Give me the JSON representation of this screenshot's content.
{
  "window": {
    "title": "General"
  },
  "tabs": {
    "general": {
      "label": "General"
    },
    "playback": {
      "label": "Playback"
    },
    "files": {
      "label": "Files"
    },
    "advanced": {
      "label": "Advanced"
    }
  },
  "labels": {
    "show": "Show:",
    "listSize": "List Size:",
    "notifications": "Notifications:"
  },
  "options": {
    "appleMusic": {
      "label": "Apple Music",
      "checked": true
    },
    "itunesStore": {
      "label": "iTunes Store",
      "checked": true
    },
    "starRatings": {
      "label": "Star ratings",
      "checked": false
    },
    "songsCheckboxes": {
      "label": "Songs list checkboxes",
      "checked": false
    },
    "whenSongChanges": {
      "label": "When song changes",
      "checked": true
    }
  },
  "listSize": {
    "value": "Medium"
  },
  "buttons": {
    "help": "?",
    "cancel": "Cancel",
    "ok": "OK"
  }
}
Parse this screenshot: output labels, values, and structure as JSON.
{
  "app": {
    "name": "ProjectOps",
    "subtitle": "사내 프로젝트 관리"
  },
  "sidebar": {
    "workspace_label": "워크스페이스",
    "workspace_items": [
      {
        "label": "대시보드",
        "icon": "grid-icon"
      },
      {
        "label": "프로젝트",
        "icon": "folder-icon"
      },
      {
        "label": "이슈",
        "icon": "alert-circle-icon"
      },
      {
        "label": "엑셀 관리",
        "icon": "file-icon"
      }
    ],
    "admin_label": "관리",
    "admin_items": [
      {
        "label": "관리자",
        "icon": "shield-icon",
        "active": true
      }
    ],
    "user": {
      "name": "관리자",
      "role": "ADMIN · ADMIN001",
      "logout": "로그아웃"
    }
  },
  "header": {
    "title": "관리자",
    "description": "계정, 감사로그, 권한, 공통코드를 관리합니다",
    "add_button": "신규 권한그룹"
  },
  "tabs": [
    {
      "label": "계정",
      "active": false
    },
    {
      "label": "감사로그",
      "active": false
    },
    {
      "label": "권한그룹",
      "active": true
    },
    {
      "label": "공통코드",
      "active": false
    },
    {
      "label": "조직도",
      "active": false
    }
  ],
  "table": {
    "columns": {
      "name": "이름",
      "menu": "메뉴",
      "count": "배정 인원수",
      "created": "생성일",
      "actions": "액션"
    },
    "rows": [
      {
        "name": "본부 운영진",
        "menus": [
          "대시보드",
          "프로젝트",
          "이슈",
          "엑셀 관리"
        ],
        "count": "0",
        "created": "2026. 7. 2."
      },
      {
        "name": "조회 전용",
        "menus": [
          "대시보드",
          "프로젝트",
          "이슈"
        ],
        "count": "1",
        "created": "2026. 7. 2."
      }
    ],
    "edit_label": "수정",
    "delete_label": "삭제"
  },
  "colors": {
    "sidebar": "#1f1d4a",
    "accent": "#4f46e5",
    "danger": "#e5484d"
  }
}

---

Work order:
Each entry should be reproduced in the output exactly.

Response:
Give me the JSON representation of this screenshot's content.
{
  "window": {
    "title": "General"
  },
  "tabs": {
    "general": {
      "label": "General"
    },
    "playback": {
      "label": "Playback"
    },
    "files": {
      "label": "Files"
    },
    "advanced": {
      "label": "Advanced"
    }
  },
  "labels": {
    "show": "Show:",
    "listSize": "List Size:",
    "notifications": "Notifications:"
  },
  "options": {
    "appleMusic": {
      "label": "Apple Music",
      "checked": true
    },
    "itunesStore": {
      "label": "iTunes Store",
      "checked": true
    },
    "starRatings": {
      "label": "Star ratings",
      "checked": false
    },
    "songsCheckboxes": {
      "label": "Songs list checkboxes",
      "checked": false
    },
    "whenSongChanges": {
      "label": "When song changes",
      "checked": true
    }
  },
  "listSize": {
    "value": "Medium"
  },
  "buttons": {
    "help": "?",
    "cancel": "Cancel",
    "ok": "OK"
  }
}
Parse this screenshot: output labels, values, and structure as JSON.
{
  "app": {
    "name": "ProjectOps",
    "subtitle": "사내 프로젝트 관리"
  },
  "sidebar": {
    "workspace_label": "워크스페이스",
    "workspace_items": [
      {
        "label": "대시보드",
        "icon": "grid-icon"
      },
      {
        "label": "프로젝트",
        "icon": "folder-icon"
      },
      {
        "label": "이슈",
        "icon": "alert-circle-icon"
      },
      {
        "label": "엑셀 관리",
        "icon": "file-icon"
      }
    ],
    "admin_label": "관리",
    "admin_items": [
      {
        "label": "관리자",
        "icon": "shield-icon",
        "active": true
      }
    ],
    "user": {
      "name": "관리자",
      "role": "ADMIN · ADMIN001",
      "logout": "로그아웃"
    }
  },
  "header": {
    "title": "관리자",
    "description": "계정, 감사로그, 권한, 공통코드를 관리합니다",
    "add_button": "신규 권한그룹"
  },
  "tabs": [
    {
      "label": "계정",
      "active": false
    },
    {
      "label": "감사로그",
      "active": false
    },
    {
      "label": "권한그룹",
      "active": true
    },
    {
      "label": "공통코드",
      "active": false
    },
    {
      "label": "조직도",
      "active": false
    }
  ],
  "table": {
    "columns": {
      "name": "이름",
      "menu": "메뉴",
      "count": "배정 인원수",
      "created": "생성일",
      "actions": "액션"
    },
    "rows": [
      {
        "name": "본부 운영진",
        "menus": [
          "대시보드",
          "프로젝트",
          "이슈",
          "엑셀 관리"
        ],
        "count": "0",
        "created": "2026. 7. 2."
      },
      {
        "name": "조회 전용",
        "menus": [
          "대시보드",
          "프로젝트",
          "이슈"
        ],
        "count": "1",
        "created": "2026. 7. 2."
      }
    ],
    "edit_label": "수정",
    "delete_label": "삭제"
  },
  "colors": {
    "sidebar": "#1f1d4a",
    "accent": "#4f46e5",
    "danger": "#e5484d"
  }
}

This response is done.